#### REQUIREMENT
Report each line from the listing that the string "Analysis" appears in.

#### AVAILABLE DATA

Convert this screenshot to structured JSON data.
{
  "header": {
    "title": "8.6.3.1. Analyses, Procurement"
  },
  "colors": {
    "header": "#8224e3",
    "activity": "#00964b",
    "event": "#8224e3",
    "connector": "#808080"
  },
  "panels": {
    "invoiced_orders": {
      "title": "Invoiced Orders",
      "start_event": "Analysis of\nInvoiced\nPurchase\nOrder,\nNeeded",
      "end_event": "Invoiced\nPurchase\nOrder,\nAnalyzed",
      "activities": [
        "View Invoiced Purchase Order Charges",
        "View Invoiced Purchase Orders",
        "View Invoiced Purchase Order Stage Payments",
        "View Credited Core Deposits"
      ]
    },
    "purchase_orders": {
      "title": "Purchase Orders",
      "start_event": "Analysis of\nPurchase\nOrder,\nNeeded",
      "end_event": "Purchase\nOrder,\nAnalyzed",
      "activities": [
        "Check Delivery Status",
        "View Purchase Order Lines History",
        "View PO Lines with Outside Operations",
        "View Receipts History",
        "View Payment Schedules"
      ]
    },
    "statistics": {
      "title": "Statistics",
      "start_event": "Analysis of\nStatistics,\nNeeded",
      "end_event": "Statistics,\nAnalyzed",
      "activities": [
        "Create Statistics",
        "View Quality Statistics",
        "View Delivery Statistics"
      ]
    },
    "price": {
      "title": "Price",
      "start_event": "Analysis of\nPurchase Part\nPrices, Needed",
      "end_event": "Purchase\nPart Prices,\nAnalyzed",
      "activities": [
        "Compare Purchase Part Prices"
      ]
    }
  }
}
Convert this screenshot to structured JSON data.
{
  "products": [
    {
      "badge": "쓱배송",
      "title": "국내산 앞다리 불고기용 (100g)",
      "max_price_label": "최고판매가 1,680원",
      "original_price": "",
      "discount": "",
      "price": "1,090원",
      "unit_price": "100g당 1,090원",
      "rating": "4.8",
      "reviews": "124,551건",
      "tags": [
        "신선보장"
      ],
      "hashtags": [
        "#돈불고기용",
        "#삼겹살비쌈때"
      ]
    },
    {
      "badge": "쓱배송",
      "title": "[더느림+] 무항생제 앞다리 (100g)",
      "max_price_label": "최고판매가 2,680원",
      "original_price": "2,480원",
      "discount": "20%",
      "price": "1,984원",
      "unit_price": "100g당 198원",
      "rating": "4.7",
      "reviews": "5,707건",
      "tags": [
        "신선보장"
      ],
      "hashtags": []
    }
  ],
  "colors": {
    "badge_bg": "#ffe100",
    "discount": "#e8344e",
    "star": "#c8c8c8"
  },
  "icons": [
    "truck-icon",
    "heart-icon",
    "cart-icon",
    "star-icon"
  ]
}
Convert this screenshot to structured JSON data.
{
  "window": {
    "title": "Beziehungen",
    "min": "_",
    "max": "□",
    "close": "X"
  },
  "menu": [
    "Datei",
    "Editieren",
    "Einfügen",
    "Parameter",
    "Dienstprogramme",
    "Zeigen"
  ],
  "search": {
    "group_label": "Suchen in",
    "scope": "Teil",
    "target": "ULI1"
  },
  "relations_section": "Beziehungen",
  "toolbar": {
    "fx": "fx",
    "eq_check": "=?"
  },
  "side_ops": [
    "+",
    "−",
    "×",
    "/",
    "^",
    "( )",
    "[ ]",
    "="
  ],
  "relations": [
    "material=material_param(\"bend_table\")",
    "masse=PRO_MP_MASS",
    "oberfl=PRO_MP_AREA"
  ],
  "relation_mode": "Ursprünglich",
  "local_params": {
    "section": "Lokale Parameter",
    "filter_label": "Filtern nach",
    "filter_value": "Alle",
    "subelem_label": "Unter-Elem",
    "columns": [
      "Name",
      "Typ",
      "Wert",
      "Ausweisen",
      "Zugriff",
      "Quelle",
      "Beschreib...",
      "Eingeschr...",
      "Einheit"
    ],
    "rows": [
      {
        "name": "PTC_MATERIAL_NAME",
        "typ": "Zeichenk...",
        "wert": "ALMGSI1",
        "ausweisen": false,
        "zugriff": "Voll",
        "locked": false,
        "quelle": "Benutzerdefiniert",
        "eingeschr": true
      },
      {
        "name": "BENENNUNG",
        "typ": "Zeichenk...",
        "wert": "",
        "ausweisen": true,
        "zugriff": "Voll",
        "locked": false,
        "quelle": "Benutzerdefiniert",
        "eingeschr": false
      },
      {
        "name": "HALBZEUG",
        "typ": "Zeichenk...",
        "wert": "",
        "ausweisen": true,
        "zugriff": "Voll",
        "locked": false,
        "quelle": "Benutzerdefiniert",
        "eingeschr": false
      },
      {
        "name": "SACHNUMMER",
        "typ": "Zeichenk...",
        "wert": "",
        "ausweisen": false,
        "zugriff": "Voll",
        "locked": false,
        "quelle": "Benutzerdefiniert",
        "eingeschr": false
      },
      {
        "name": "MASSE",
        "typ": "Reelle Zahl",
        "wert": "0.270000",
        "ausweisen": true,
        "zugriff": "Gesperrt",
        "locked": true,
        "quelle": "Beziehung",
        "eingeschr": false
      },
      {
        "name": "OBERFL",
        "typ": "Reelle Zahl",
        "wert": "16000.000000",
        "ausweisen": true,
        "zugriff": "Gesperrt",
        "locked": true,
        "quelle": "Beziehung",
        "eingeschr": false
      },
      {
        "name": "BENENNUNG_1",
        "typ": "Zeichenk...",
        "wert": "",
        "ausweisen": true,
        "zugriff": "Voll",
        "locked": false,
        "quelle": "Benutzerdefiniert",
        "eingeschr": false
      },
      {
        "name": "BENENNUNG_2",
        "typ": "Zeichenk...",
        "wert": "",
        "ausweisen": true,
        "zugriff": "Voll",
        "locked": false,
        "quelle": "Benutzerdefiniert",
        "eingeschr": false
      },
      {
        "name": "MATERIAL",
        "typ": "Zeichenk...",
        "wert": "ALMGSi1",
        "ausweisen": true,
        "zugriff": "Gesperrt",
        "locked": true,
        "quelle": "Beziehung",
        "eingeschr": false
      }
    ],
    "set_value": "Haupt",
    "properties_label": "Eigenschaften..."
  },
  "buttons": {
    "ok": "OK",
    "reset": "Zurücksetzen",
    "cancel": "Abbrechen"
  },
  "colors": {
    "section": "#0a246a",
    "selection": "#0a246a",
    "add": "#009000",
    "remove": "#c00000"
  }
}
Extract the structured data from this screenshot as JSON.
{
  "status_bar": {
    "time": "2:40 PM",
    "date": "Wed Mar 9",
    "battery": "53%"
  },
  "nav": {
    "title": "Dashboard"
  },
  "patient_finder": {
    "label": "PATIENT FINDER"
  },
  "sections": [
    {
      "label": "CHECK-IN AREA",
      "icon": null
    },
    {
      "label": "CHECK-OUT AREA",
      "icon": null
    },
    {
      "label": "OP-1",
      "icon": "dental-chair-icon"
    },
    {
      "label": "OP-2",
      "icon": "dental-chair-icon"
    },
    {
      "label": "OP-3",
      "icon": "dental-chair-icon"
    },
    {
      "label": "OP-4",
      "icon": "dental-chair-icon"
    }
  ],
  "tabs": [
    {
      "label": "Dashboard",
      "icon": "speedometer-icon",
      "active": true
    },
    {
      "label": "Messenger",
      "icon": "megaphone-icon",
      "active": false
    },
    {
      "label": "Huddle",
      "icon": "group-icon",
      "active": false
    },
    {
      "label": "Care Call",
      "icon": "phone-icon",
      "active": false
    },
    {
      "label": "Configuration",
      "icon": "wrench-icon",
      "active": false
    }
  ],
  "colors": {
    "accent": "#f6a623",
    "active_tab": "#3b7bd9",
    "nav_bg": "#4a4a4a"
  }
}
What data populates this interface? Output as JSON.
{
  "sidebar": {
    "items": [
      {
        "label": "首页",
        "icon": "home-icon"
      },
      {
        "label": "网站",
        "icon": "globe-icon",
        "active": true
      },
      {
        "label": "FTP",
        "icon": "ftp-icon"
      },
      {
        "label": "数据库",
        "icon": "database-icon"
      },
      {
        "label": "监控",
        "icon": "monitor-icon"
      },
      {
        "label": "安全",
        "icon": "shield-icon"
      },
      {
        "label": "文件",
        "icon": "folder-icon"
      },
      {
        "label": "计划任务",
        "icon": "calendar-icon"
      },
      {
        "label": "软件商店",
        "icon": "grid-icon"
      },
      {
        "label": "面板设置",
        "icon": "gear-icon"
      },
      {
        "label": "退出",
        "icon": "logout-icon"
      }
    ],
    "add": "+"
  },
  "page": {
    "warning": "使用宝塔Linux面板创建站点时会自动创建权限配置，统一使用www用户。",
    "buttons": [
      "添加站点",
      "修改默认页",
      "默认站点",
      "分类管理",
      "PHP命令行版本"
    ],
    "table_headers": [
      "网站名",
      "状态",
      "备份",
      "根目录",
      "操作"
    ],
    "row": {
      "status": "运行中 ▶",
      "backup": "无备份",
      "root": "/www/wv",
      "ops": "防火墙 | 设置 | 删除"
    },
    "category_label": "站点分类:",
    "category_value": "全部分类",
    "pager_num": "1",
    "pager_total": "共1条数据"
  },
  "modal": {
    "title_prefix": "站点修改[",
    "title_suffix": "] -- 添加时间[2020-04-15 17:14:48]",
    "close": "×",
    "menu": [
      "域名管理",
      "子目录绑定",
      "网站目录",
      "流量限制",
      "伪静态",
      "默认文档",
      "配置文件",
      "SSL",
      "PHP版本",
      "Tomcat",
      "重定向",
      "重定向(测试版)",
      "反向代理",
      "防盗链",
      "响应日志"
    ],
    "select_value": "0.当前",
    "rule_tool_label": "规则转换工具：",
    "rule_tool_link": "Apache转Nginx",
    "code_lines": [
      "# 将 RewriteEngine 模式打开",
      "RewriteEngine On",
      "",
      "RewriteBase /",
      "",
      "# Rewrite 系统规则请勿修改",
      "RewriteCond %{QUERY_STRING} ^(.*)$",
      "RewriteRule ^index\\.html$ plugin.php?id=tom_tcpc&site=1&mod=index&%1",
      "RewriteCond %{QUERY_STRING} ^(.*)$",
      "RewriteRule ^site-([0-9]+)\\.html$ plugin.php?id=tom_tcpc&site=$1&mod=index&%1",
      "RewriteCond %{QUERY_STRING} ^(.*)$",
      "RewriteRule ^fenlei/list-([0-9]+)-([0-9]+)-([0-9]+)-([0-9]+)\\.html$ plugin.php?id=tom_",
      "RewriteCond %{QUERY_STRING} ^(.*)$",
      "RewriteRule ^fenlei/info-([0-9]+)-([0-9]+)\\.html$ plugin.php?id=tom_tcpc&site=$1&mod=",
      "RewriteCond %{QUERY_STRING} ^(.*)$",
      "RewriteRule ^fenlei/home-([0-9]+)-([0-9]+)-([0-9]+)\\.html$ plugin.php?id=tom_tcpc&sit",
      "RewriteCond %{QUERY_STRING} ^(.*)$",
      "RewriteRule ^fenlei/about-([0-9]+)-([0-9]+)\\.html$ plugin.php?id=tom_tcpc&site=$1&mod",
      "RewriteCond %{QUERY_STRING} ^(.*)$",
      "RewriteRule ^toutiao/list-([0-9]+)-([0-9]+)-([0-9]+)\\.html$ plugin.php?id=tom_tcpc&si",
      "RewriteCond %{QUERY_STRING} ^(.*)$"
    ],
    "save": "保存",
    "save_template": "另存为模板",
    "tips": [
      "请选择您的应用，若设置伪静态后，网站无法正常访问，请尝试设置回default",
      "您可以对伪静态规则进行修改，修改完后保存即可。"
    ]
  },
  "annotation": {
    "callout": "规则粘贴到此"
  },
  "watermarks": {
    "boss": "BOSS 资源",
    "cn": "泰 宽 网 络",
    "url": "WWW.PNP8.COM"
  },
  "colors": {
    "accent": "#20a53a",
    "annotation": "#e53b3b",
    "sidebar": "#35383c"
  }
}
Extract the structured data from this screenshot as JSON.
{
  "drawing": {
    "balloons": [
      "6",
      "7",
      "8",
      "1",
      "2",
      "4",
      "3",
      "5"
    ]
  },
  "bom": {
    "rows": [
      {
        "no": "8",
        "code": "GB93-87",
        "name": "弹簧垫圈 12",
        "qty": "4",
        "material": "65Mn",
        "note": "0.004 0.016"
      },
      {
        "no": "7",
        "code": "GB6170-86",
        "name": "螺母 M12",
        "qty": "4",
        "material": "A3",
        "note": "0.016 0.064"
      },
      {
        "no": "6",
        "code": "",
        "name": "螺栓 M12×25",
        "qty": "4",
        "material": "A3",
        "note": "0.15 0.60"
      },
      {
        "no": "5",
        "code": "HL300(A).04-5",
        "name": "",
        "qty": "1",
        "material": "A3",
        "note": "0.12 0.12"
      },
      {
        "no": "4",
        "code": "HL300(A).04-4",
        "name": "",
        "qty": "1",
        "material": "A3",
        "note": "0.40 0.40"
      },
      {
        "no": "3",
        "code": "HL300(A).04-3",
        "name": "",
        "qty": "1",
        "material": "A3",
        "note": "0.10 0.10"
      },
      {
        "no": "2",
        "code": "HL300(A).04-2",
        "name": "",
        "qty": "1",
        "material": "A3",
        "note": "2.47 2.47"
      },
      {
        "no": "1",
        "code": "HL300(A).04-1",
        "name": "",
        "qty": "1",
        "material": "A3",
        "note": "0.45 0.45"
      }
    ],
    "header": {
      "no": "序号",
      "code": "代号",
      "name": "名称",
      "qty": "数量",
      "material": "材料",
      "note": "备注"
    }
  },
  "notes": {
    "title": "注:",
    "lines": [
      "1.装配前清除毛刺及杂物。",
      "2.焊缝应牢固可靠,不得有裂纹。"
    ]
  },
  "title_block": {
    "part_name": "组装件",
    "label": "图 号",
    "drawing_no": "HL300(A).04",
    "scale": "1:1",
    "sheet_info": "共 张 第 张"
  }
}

#### REPLY
      "start_event": "Analysis of\nInvoiced\nPurchase\nOrder,\nNeeded",
      "start_event": "Analysis of\nPurchase\nOrder,\nNeeded",
      "start_event": "Analysis of\nStatistics,\nNeeded",
      "start_event": "Analysis of\nPurchase Part\nPrices, Needed",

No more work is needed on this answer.